- [WORK TO COMPLETE]:
Please restate each line of the material word for word and omit any pictures.

- [RECORDED DATA]:
———
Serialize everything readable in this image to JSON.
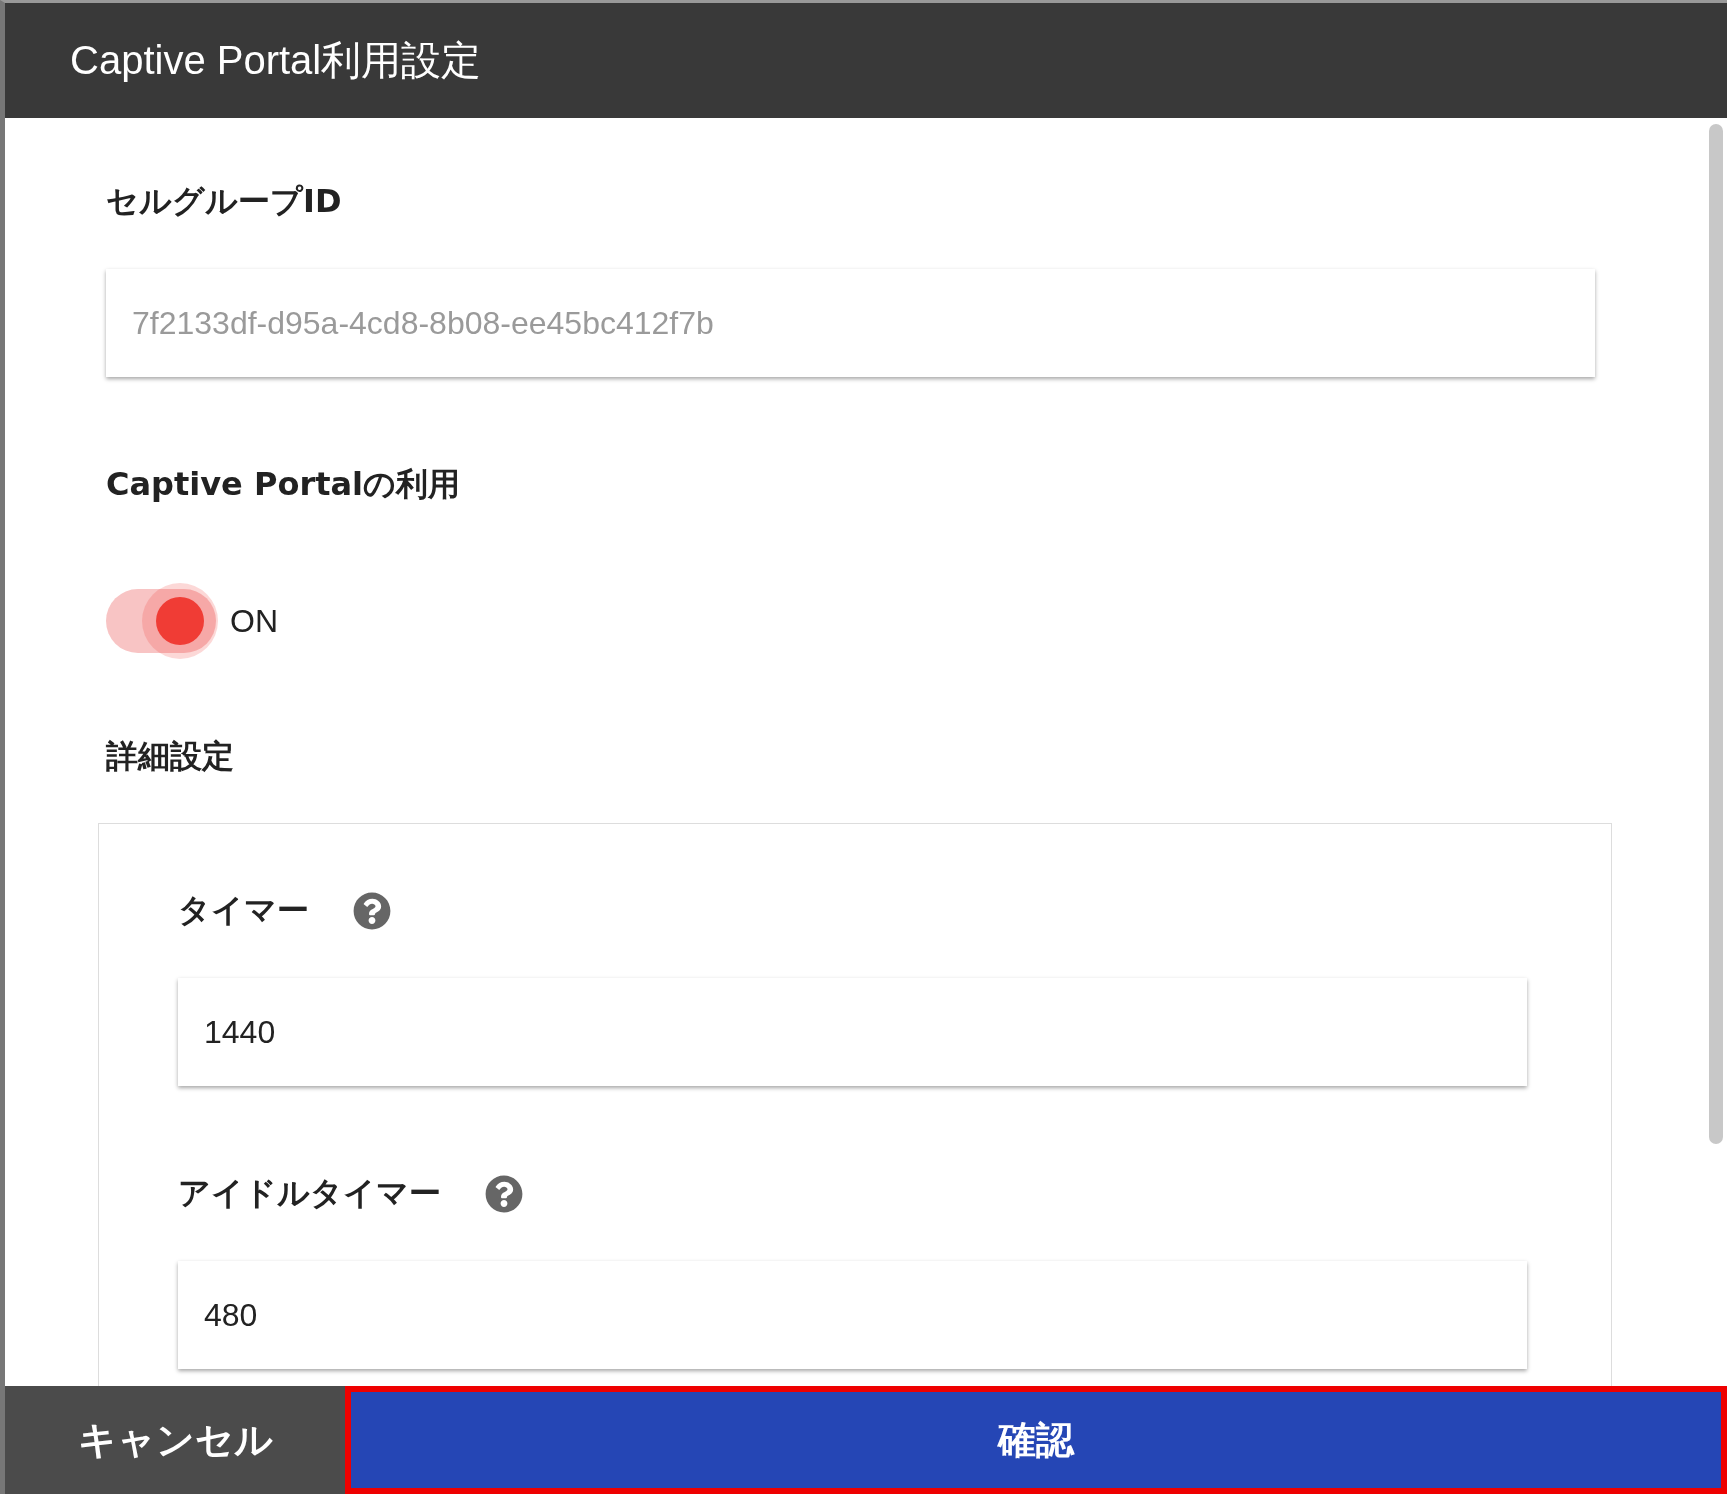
{
  "dialog": {
    "title": "Captive Portal利用設定"
  },
  "cell_group": {
    "label": "セルグループID",
    "placeholder": "7f2133df-d95a-4cd8-8b08-ee45bc412f7b"
  },
  "captive_portal": {
    "label": "Captive Portalの利用",
    "on": true,
    "state_label": "ON"
  },
  "details": {
    "label": "詳細設定",
    "fields": [
      {
        "label": "タイマー",
        "value": "1440"
      },
      {
        "label": "アイドルタイマー",
        "value": "480"
      }
    ]
  },
  "buttons": [
    {
      "kind": "cancel",
      "label": "キャンセル"
    },
    {
      "kind": "confirm",
      "label": "確認",
      "highlighted": true
    }
  ]
}
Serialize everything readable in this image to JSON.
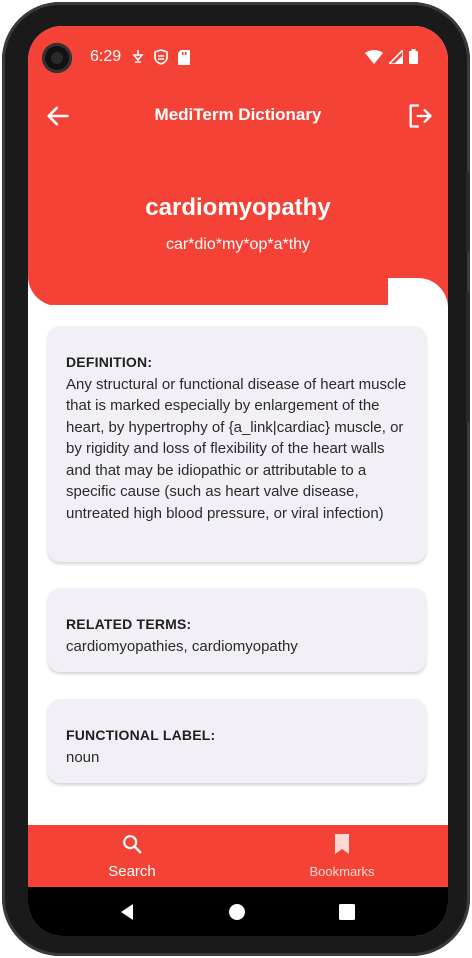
{
  "status_bar": {
    "time": "6:29"
  },
  "app_bar": {
    "title": "MediTerm Dictionary"
  },
  "entry": {
    "word": "cardiomyopathy",
    "syllables": "car*dio*my*op*a*thy"
  },
  "cards": {
    "definition": {
      "label": "DEFINITION:",
      "value": "Any structural or functional disease of heart muscle that is marked especially by enlargement of the heart, by hypertrophy of {a_link|cardiac} muscle, or by rigidity and loss of flexibility of the heart walls and that may be idiopathic or attributable to a specific cause (such as heart valve disease, untreated high blood pressure, or viral infection)"
    },
    "related": {
      "label": "RELATED TERMS:",
      "value": "cardiomyopathies, cardiomyopathy"
    },
    "functional": {
      "label": "FUNCTIONAL LABEL:",
      "value": "noun"
    }
  },
  "bottom_nav": {
    "search_label": "Search",
    "bookmarks_label": "Bookmarks"
  },
  "colors": {
    "primary": "#f44336",
    "card_bg": "#f3eff6"
  }
}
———
- [RESPONSE TO THIS TASK]:
Serialize everything readable in this image to JSON.
{
  "dialog": {
    "title": "Captive Portal利用設定"
  },
  "cell_group": {
    "label": "セルグループID",
    "placeholder": "7f2133df-d95a-4cd8-8b08-ee45bc412f7b"
  },
  "captive_portal": {
    "label": "Captive Portalの利用",
    "on": true,
    "state_label": "ON"
  },
  "details": {
    "label": "詳細設定",
    "fields": [
      {
        "label": "タイマー",
        "value": "1440"
      },
      {
        "label": "アイドルタイマー",
        "value": "480"
      }
    ]
  },
  "buttons": [
    {
      "kind": "cancel",
      "label": "キャンセル"
    },
    {
      "kind": "confirm",
      "label": "確認",
      "highlighted": true
    }
  ]
}
Serialize everything readable in this image to JSON.
{
  "status_bar": {
    "time": "6:29"
  },
  "app_bar": {
    "title": "MediTerm Dictionary"
  },
  "entry": {
    "word": "cardiomyopathy",
    "syllables": "car*dio*my*op*a*thy"
  },
  "cards": {
    "definition": {
      "label": "DEFINITION:",
      "value": "Any structural or functional disease of heart muscle that is marked especially by enlargement of the heart, by hypertrophy of {a_link|cardiac} muscle, or by rigidity and loss of flexibility of the heart walls and that may be idiopathic or attributable to a specific cause (such as heart valve disease, untreated high blood pressure, or viral infection)"
    },
    "related": {
      "label": "RELATED TERMS:",
      "value": "cardiomyopathies, cardiomyopathy"
    },
    "functional": {
      "label": "FUNCTIONAL LABEL:",
      "value": "noun"
    }
  },
  "bottom_nav": {
    "search_label": "Search",
    "bookmarks_label": "Bookmarks"
  },
  "colors": {
    "primary": "#f44336",
    "card_bg": "#f3eff6"
  }
}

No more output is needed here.